UK household income still no better than it was at the height of the financial crash

How many times have we been told that the financial industry in this country is on the up after the 2008 crash? How many times have we been led to believe that we are in a better and more solid position money-wise than we were nearly a decade ago?

The truth of the matter is that we are not any better off in many situations and the typical UK income, according to new research, is at the same stage this year as it was during the financial collapse - that is nothing to be shouting about in our opinion.

Ok, credit where credit is due, we may be in a more secure state from a national perspective, but certainly the average family cannot tell that we are out of recession. Everyone is still watching the pennies when they go to the supermarket, everyone is still using comparison sites to get their energy and car insurance at the cheapest premiums possible. It's a sorry state of affairs that we haven't moved on from this stage. It is also worrying when you question whether or not we will ever get past this stage. Wages are not going up, yet everything around us is.  The cost of living in general such as heating our homes, food bills, clothing our children  and running our cars is ever increasing and something has got to give. The standard of living is going down the further into the modern age we go - that is never right.
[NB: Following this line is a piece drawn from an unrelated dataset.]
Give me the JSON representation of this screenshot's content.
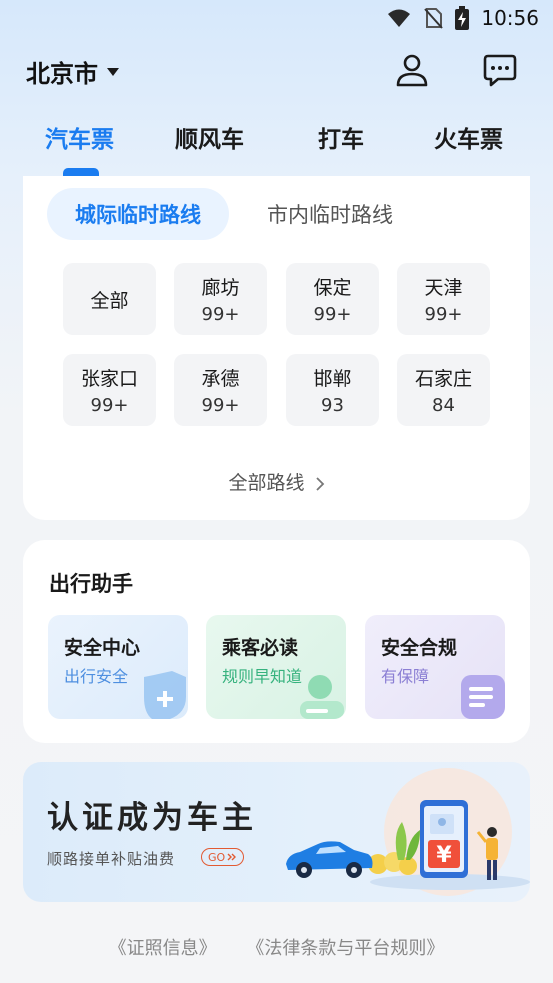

It is also known that so called 'millenials' (people of working age now) will be less well off than their parents were at this stage in their life - again this is something that should never happen. It has to be said that it isn't just our country that is performing this way, it is a worldwide issue but it doesn't make it right. It should be the case that children always do better than their parents did, but in actual fact kids are having to run to the bank of mum and dad for nearly everything whether it be for their first car or the deposit for their first mortgage.

A few statistics from the Institute of Fiscal Studies that may make the situation seem more real includes the news that the rate of year on year house income growth is stagnated at the smallest level for over 50 years since the big crash just after 2007.

A sad side effect of this is the impact that it is having on child poverty as well, according to the institute.

Figures are expected to show that even though we are led to believe the country is in a better place than it was a decade ago, child poverty is now on the rise to over thirty per cent in 2020, compared to 25 per cent only a couple of years ago. The two things don't tally up.

The trouble, of course, will hit the poorest the hardest. The people that work but who are on a low wage and with mouths to feed will always suffer in this situation. Inflation keeps going up, wages show no sign of rising and people don't know how they are going to bridge the gap.

Brexit has also had some kind of impact as well. Whether or not leaving the EU proves to be a good thing, the uncertainty has brought about tepidity as employers don't know how it will impact their business so therefore are unprepared to give wage increases to employees. It's a circumstance that is easy to understand both parties.

It is a sorry state of affairs when you realise that more people are in work than has ever been recorded and yet we as a country still cannot make ends meet. 

It appears that unless you are filthy rich, there will be hard times ahead.